# Work to be completed
Whenever a line in the records below contains "size", pick it out.
*** Begin section ***
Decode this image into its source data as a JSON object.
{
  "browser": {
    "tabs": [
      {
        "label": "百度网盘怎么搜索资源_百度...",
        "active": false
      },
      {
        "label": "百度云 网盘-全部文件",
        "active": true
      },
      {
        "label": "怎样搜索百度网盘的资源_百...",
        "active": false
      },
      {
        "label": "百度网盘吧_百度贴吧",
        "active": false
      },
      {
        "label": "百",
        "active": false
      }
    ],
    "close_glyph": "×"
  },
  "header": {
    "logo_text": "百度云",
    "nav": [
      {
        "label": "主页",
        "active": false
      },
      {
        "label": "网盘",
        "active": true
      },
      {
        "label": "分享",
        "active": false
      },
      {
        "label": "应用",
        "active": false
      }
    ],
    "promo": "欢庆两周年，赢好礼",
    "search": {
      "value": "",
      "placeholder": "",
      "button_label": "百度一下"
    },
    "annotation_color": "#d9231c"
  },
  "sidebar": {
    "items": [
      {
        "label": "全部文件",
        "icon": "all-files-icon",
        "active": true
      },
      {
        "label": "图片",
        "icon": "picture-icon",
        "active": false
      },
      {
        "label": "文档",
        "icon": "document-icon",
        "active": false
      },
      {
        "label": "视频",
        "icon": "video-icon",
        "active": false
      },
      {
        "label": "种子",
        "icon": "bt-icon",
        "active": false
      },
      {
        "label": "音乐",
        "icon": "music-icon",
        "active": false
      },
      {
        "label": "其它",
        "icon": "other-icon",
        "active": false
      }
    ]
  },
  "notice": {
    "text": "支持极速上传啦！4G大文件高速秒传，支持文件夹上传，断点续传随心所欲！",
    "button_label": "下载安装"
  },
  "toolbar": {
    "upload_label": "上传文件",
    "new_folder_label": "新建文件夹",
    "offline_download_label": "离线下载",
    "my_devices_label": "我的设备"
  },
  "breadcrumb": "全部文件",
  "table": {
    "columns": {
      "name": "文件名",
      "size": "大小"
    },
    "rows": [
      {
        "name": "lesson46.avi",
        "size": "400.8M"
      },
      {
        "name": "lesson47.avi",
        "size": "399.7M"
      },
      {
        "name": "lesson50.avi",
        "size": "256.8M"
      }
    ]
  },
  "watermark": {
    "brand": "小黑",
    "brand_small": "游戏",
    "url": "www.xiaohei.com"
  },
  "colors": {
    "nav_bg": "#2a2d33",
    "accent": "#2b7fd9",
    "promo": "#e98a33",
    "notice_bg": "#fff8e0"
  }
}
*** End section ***
# Answer for this exercise
      "size": "大小"
        "size": "400.8M"
        "size": "399.7M"
        "size": "256.8M"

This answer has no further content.